When he died suddenly of a heart attack in 2012 at the age of 61, twenty elephants walked for twelve hours to his house, where they stood for two days and two nights to pay their deep respects in his honour.
To make this even more uncanny, Mr. Anthony died away from home, in another country. Yet the elephants, many miles away across the reserve, somehow knew he was gone. His wife, Francoise Malby-Anthony, in her book An Elephant in My Kitchen, wrote about this: “We hadn’t seen them in months. Why now? Why this exact weekend?….To me, it makes perfect sense. When my husband’s heart stopped, something stirred in theirs, and they crossed the miles of wilderness to mourn with us, to pay their respects, just as they do when one of their own has died.”
Even more astonishing, on the same day each subsequent year, they marched to the house again in his honour. This Knocks. Me. Out. Elephants never forget a kindness, and we know that elephants grieve. (To find out more about Thula Thula, click on this link: https://thulathula.com/history/)
There is a larger landscape
than the one we see.
—Sarah Ban Breathnach
We’ve all read stories of dogs traveling great distances to return home, or re-unite with a beloved companion. Howie was a Persian cat who traveled 1,000 miles across the Australian Outback to return home. Truly remarkable.
Dolphin skin is so sensitive, it can feel sound waves in the water; their echolocation and communication system is highly evolved, much of it, as with elephants, beyond the human auditory range. The noise of boat motors and propellers must be excruciating for them.
I found fascinating the authors of Animalkind’s explanation that the mystery of flight begins, not in wings or feathers, but in birds’ light, hollow bones that make it easier to lift. The bones are full of tiny air sacs that take in oxygen independent of the lungs, which allows the birds to sustain the energy needed to fly. I didn’t know that. Bird songs serve a practical purpose; they call mates, find their flock, scare intruders, warn about predators. They use distinct notes in correct order.
The authors explain that fish feel pain and are aware of themselves as individuals. I have a friend who tapes pictures to her fishbowl, and says her fish spends time looking at them; it shows interest when the pictures are changed for new ones.
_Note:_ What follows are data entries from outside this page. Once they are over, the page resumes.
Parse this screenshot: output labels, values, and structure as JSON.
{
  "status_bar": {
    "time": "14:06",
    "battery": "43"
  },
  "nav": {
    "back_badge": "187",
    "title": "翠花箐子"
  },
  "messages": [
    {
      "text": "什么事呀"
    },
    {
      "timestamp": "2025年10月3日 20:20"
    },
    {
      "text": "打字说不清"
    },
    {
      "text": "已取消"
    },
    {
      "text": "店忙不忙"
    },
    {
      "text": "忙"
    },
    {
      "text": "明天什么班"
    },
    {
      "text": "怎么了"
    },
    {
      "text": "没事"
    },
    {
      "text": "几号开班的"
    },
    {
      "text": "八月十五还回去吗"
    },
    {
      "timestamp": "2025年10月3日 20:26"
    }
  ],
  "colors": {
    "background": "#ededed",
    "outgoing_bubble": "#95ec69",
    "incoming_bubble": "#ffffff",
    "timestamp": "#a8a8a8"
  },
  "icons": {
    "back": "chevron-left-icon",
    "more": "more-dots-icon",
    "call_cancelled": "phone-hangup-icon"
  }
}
Wow.
My grandson, at the age of nine, turned vegan, saying, “I don’t want to eat anything that has a face.” He is a man now, still not eating anything that has a face.
We are sharing the world with feeling creatures. This is why it hurts my heart when I read about the excruciating lives so many animals live under human domination.
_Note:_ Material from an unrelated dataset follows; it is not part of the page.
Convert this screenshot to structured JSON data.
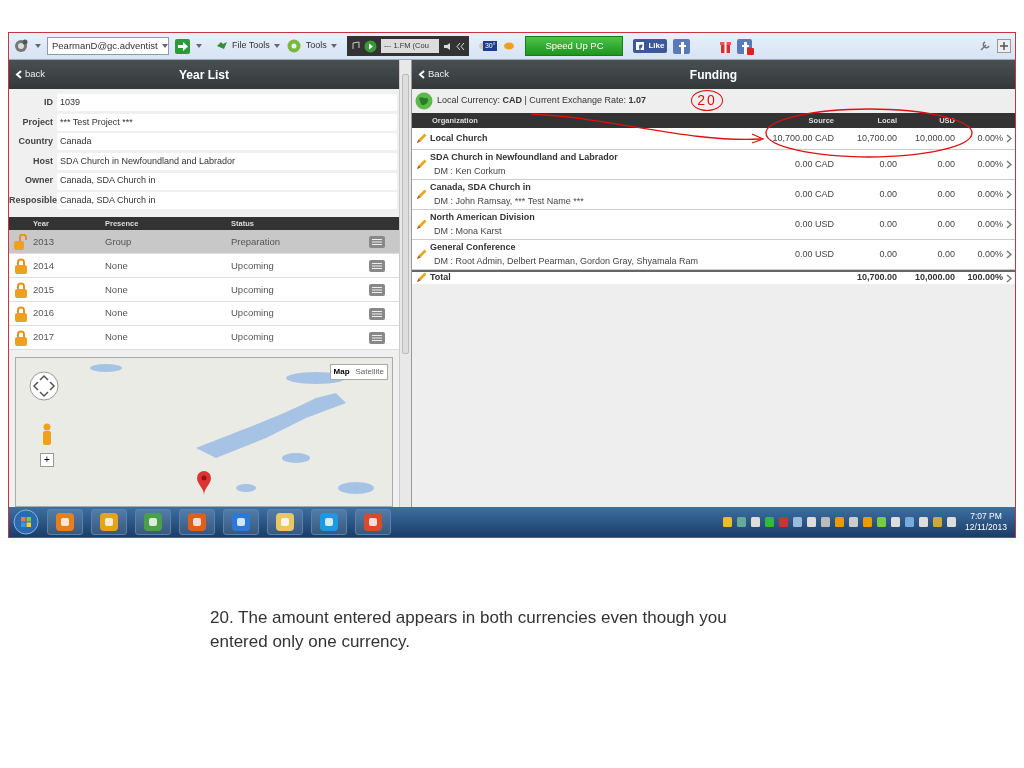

The words of Jenny Leading Cloud of the White River Sioux speak to me:
“The buffalo and the coyote are our brothers; the birds, our cousins. Even the tiniest ant, even a louse, even the smallest flower you can find – they are all relatives. We end our prayers with the words Mitakuye Oyasin – All Our Relations – and that includes everything that grows, crawls, creeps, hops and flies on this continent.”
I long for the day when enough of the population awakens to the plight of animals to demand legislation to protect these gentle beings. The beyond-human realm is vast and largely unregulated. We scroll past the horrors; we can’t bear to look. But once we know, we can’t not know that a world of sentient beings who cannot speak are telling us in every way they can that they need our help and protection.
For this week’s challenge, speak for animals, or let the animals speak. You can write about wildlife refuges, the need for them and the challenges. Or choose an animal and write a poem in its voice as a non-human being. What is its song, what does it love or fear or need? How does the climate crisis impact it? I am waiting with both fear and anticipation to find out!